DIRECTIONS FOR THIS TASK —
Repeat the entries exactly, and do not carry the pictures over.

SOURCE MATERIAL —
--------------------------------

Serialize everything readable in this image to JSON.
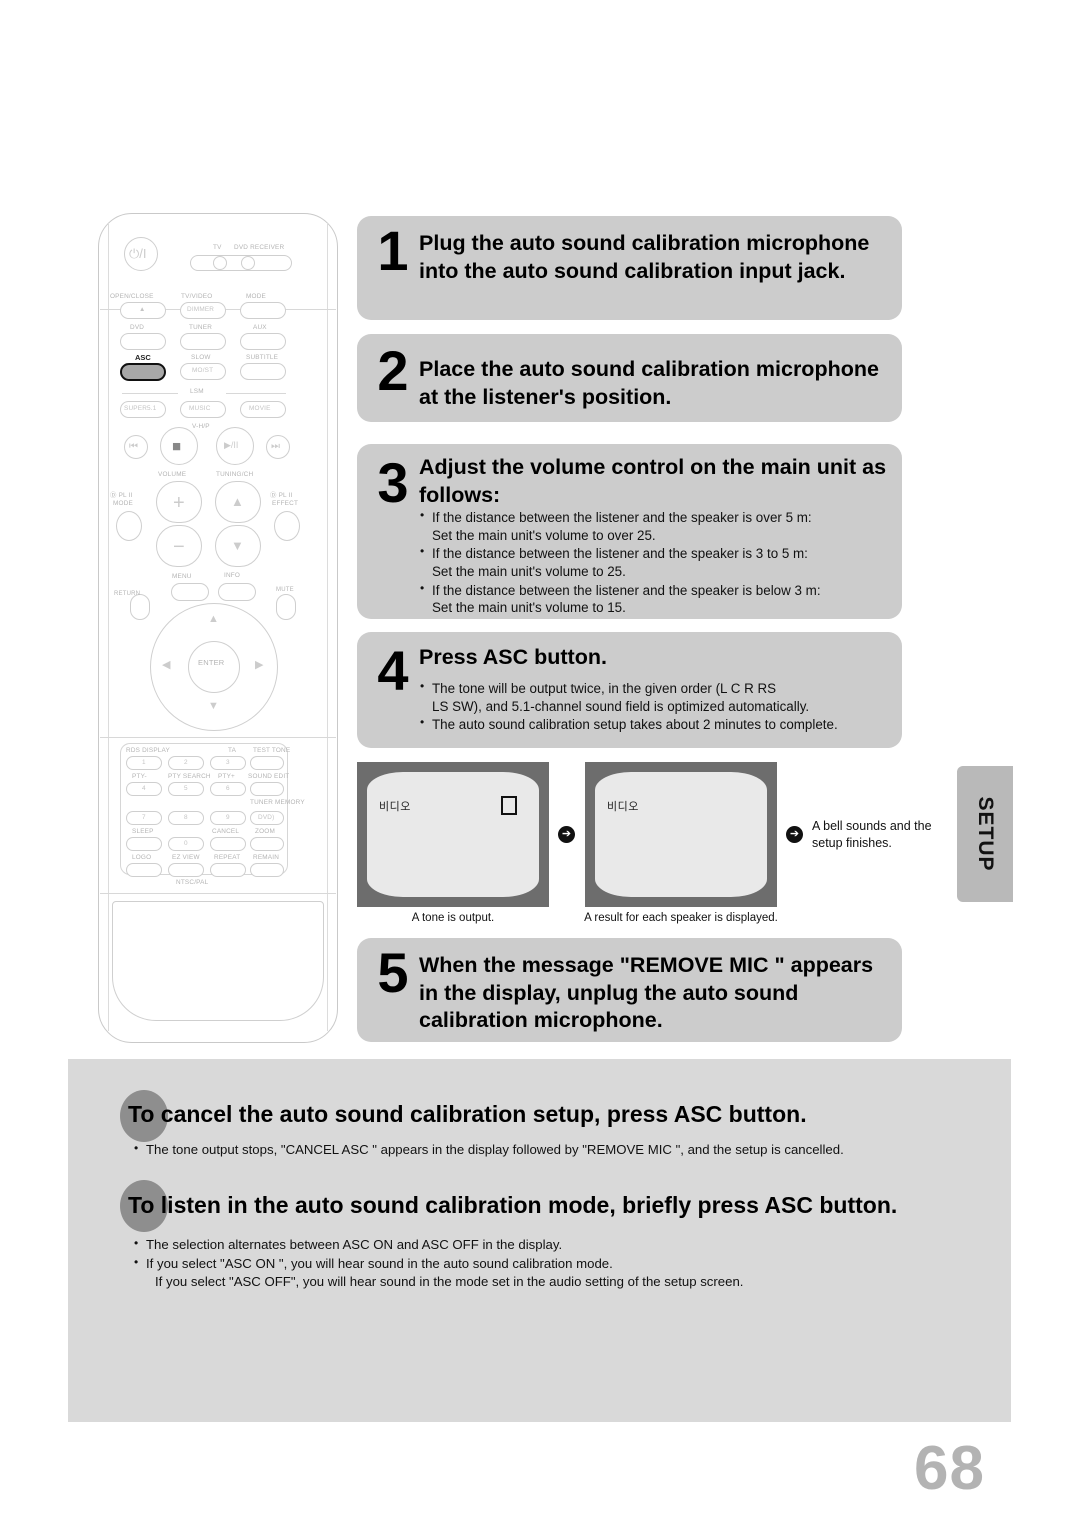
{
  "page": {
    "number": "68",
    "side_tab": "SETUP"
  },
  "remote": {
    "power_glyph": "⏻/I",
    "top_selector": {
      "tv": "TV",
      "dvd_receiver": "DVD RECEIVER"
    },
    "row1": [
      {
        "label": "OPEN/CLOSE",
        "inner": "▲"
      },
      {
        "label": "TV/VIDEO",
        "inner": "DIMMER"
      },
      {
        "label": "MODE",
        "inner": ""
      }
    ],
    "row2": [
      {
        "label": "DVD",
        "inner": ""
      },
      {
        "label": "TUNER",
        "inner": ""
      },
      {
        "label": "AUX",
        "inner": ""
      }
    ],
    "row3": [
      {
        "label": "ASC",
        "inner": "",
        "highlighted": true
      },
      {
        "label": "SLOW",
        "inner": "MO/ST"
      },
      {
        "label": "SUBTITLE",
        "inner": ""
      }
    ],
    "lsm_divider": "LSM",
    "row4": [
      {
        "inner": "SUPER5.1"
      },
      {
        "inner": "MUSIC"
      },
      {
        "inner": "MOVIE"
      }
    ],
    "vhp_label": "V-H/P",
    "transport": {
      "prev": "⏮",
      "stop": "■",
      "play_pause": "▶/II",
      "next": "⏭"
    },
    "volume_label": "VOLUME",
    "tuning_label": "TUNING/CH",
    "plii_mode": {
      "badge": "Ⓓ PL II",
      "label": "MODE"
    },
    "plii_effect": {
      "badge": "Ⓓ PL II",
      "label": "EFFECT"
    },
    "vol_plus": "+",
    "vol_minus": "−",
    "tune_up": "∧",
    "tune_down": "∨",
    "menu_label": "MENU",
    "info_label": "INFO",
    "return_label": "RETURN",
    "mute_label": "MUTE",
    "enter_label": "ENTER",
    "nav": {
      "up": "▲",
      "down": "▼",
      "left": "◀",
      "right": "▶"
    },
    "keypad": [
      {
        "top": "RDS DISPLAY",
        "key": "1"
      },
      {
        "top": "",
        "key": "2"
      },
      {
        "top": "TA",
        "key": "3"
      },
      {
        "top": "TEST TONE",
        "key": ""
      },
      {
        "top": "PTY-",
        "key": "4"
      },
      {
        "top": "PTY SEARCH",
        "key": "5"
      },
      {
        "top": "PTY+",
        "key": "6"
      },
      {
        "top": "SOUND EDIT",
        "key": ""
      },
      {
        "top": "",
        "key": "7"
      },
      {
        "top": "",
        "key": "8"
      },
      {
        "top": "",
        "key": "9"
      },
      {
        "top": "TUNER MEMORY",
        "key": "DVD)"
      },
      {
        "top": "SLEEP",
        "key": ""
      },
      {
        "top": "",
        "key": "0"
      },
      {
        "top": "CANCEL",
        "key": ""
      },
      {
        "top": "ZOOM",
        "key": ""
      },
      {
        "top": "LOGO",
        "key": ""
      },
      {
        "top": "EZ VIEW",
        "key": ""
      },
      {
        "top": "REPEAT",
        "key": ""
      },
      {
        "top": "REMAIN",
        "key": ""
      }
    ],
    "keypad_bottom_label": "NTSC/PAL"
  },
  "steps": [
    {
      "number": "1",
      "title": "Plug the auto sound calibration microphone into the auto sound calibration input jack.",
      "bullets": []
    },
    {
      "number": "2",
      "title": "Place the auto sound calibration microphone at the listener's position.",
      "bullets": []
    },
    {
      "number": "3",
      "title": "Adjust the volume control on the main unit as follows:",
      "bullets": [
        {
          "main": "If the distance between the listener and the speaker is over 5 m:",
          "sub": "Set the main unit's volume to over 25."
        },
        {
          "main": "If the distance between the listener and the speaker is 3 to 5 m:",
          "sub": "Set the main unit's volume to 25."
        },
        {
          "main": "If the distance between the listener and the speaker is below 3 m:",
          "sub": "Set the main unit's volume to 15."
        }
      ]
    },
    {
      "number": "4",
      "title": "Press ASC button.",
      "bullets": [
        {
          "main": "The tone will be output twice, in the given order (L    C    R    RS",
          "sub": "LS    SW), and 5.1-channel sound field is optimized automatically."
        },
        {
          "main": "The auto sound calibration setup takes about 2 minutes to complete.",
          "sub": ""
        }
      ]
    },
    {
      "number": "5",
      "title": "When the message \"REMOVE MIC  \" appears in the display, unplug the auto sound calibration microphone.",
      "bullets": []
    }
  ],
  "tv_sequence": {
    "screen1": {
      "korean_text": "비디오",
      "caption": "A tone is output."
    },
    "screen2": {
      "korean_text": "비디오",
      "caption": "A result for each speaker is displayed."
    },
    "arrow": "➔",
    "final_note": "A bell sounds and the setup finishes."
  },
  "bottom_panel": {
    "section1": {
      "lead": "To",
      "heading": "cancel the auto sound calibration setup, press ASC button.",
      "bullets": [
        {
          "main": "The tone output stops, \"CANCEL ASC \" appears in the display followed by \"REMOVE MIC  \", and the setup is cancelled.",
          "sub": ""
        }
      ]
    },
    "section2": {
      "lead": "To",
      "heading": "listen in the auto sound calibration mode, briefly press ASC button.",
      "bullets": [
        {
          "main": "The selection alternates between ASC ON  and ASC OFF in the display.",
          "sub": ""
        },
        {
          "main": "If you select \"ASC ON \", you will hear sound in the auto sound calibration mode.",
          "sub": "If you select \"ASC OFF\", you will hear sound  in the mode set in the audio setting of the setup screen."
        }
      ]
    }
  },
  "colors": {
    "step_box": "#cccccc",
    "panel_bg": "#d9d9d9",
    "tab_bg": "#b9b9b9",
    "tv_frame": "#6d6d6d",
    "tv_screen": "#e9e9e9",
    "circle_bullet": "#8e8e8e",
    "page_number": "#b3b3b3"
  }
}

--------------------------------

ANSWER TO THIS PROBLEM —
Serialize everything readable in this image to JSON.
{
  "page": {
    "number": "68",
    "side_tab": "SETUP"
  },
  "remote": {
    "power_glyph": "⏻/I",
    "top_selector": {
      "tv": "TV",
      "dvd_receiver": "DVD RECEIVER"
    },
    "row1": [
      {
        "label": "OPEN/CLOSE",
        "inner": "▲"
      },
      {
        "label": "TV/VIDEO",
        "inner": "DIMMER"
      },
      {
        "label": "MODE",
        "inner": ""
      }
    ],
    "row2": [
      {
        "label": "DVD",
        "inner": ""
      },
      {
        "label": "TUNER",
        "inner": ""
      },
      {
        "label": "AUX",
        "inner": ""
      }
    ],
    "row3": [
      {
        "label": "ASC",
        "inner": "",
        "highlighted": true
      },
      {
        "label": "SLOW",
        "inner": "MO/ST"
      },
      {
        "label": "SUBTITLE",
        "inner": ""
      }
    ],
    "lsm_divider": "LSM",
    "row4": [
      {
        "inner": "SUPER5.1"
      },
      {
        "inner": "MUSIC"
      },
      {
        "inner": "MOVIE"
      }
    ],
    "vhp_label": "V-H/P",
    "transport": {
      "prev": "⏮",
      "stop": "■",
      "play_pause": "▶/II",
      "next": "⏭"
    },
    "volume_label": "VOLUME",
    "tuning_label": "TUNING/CH",
    "plii_mode": {
      "badge": "Ⓓ PL II",
      "label": "MODE"
    },
    "plii_effect": {
      "badge": "Ⓓ PL II",
      "label": "EFFECT"
    },
    "vol_plus": "+",
    "vol_minus": "−",
    "tune_up": "∧",
    "tune_down": "∨",
    "menu_label": "MENU",
    "info_label": "INFO",
    "return_label": "RETURN",
    "mute_label": "MUTE",
    "enter_label": "ENTER",
    "nav": {
      "up": "▲",
      "down": "▼",
      "left": "◀",
      "right": "▶"
    },
    "keypad": [
      {
        "top": "RDS DISPLAY",
        "key": "1"
      },
      {
        "top": "",
        "key": "2"
      },
      {
        "top": "TA",
        "key": "3"
      },
      {
        "top": "TEST TONE",
        "key": ""
      },
      {
        "top": "PTY-",
        "key": "4"
      },
      {
        "top": "PTY SEARCH",
        "key": "5"
      },
      {
        "top": "PTY+",
        "key": "6"
      },
      {
        "top": "SOUND EDIT",
        "key": ""
      },
      {
        "top": "",
        "key": "7"
      },
      {
        "top": "",
        "key": "8"
      },
      {
        "top": "",
        "key": "9"
      },
      {
        "top": "TUNER MEMORY",
        "key": "DVD)"
      },
      {
        "top": "SLEEP",
        "key": ""
      },
      {
        "top": "",
        "key": "0"
      },
      {
        "top": "CANCEL",
        "key": ""
      },
      {
        "top": "ZOOM",
        "key": ""
      },
      {
        "top": "LOGO",
        "key": ""
      },
      {
        "top": "EZ VIEW",
        "key": ""
      },
      {
        "top": "REPEAT",
        "key": ""
      },
      {
        "top": "REMAIN",
        "key": ""
      }
    ],
    "keypad_bottom_label": "NTSC/PAL"
  },
  "steps": [
    {
      "number": "1",
      "title": "Plug the auto sound calibration microphone into the auto sound calibration input jack.",
      "bullets": []
    },
    {
      "number": "2",
      "title": "Place the auto sound calibration microphone at the listener's position.",
      "bullets": []
    },
    {
      "number": "3",
      "title": "Adjust the volume control on the main unit as follows:",
      "bullets": [
        {
          "main": "If the distance between the listener and the speaker is over 5 m:",
          "sub": "Set the main unit's volume to over 25."
        },
        {
          "main": "If the distance between the listener and the speaker is 3 to 5 m:",
          "sub": "Set the main unit's volume to 25."
        },
        {
          "main": "If the distance between the listener and the speaker is below 3 m:",
          "sub": "Set the main unit's volume to 15."
        }
      ]
    },
    {
      "number": "4",
      "title": "Press ASC button.",
      "bullets": [
        {
          "main": "The tone will be output twice, in the given order (L    C    R    RS",
          "sub": "LS    SW), and 5.1-channel sound field is optimized automatically."
        },
        {
          "main": "The auto sound calibration setup takes about 2 minutes to complete.",
          "sub": ""
        }
      ]
    },
    {
      "number": "5",
      "title": "When the message \"REMOVE MIC  \" appears in the display, unplug the auto sound calibration microphone.",
      "bullets": []
    }
  ],
  "tv_sequence": {
    "screen1": {
      "korean_text": "비디오",
      "caption": "A tone is output."
    },
    "screen2": {
      "korean_text": "비디오",
      "caption": "A result for each speaker is displayed."
    },
    "arrow": "➔",
    "final_note": "A bell sounds and the setup finishes."
  },
  "bottom_panel": {
    "section1": {
      "lead": "To",
      "heading": "cancel the auto sound calibration setup, press ASC button.",
      "bullets": [
        {
          "main": "The tone output stops, \"CANCEL ASC \" appears in the display followed by \"REMOVE MIC  \", and the setup is cancelled.",
          "sub": ""
        }
      ]
    },
    "section2": {
      "lead": "To",
      "heading": "listen in the auto sound calibration mode, briefly press ASC button.",
      "bullets": [
        {
          "main": "The selection alternates between ASC ON  and ASC OFF in the display.",
          "sub": ""
        },
        {
          "main": "If you select \"ASC ON \", you will hear sound in the auto sound calibration mode.",
          "sub": "If you select \"ASC OFF\", you will hear sound  in the mode set in the audio setting of the setup screen."
        }
      ]
    }
  },
  "colors": {
    "step_box": "#cccccc",
    "panel_bg": "#d9d9d9",
    "tab_bg": "#b9b9b9",
    "tv_frame": "#6d6d6d",
    "tv_screen": "#e9e9e9",
    "circle_bullet": "#8e8e8e",
    "page_number": "#b3b3b3"
  }
}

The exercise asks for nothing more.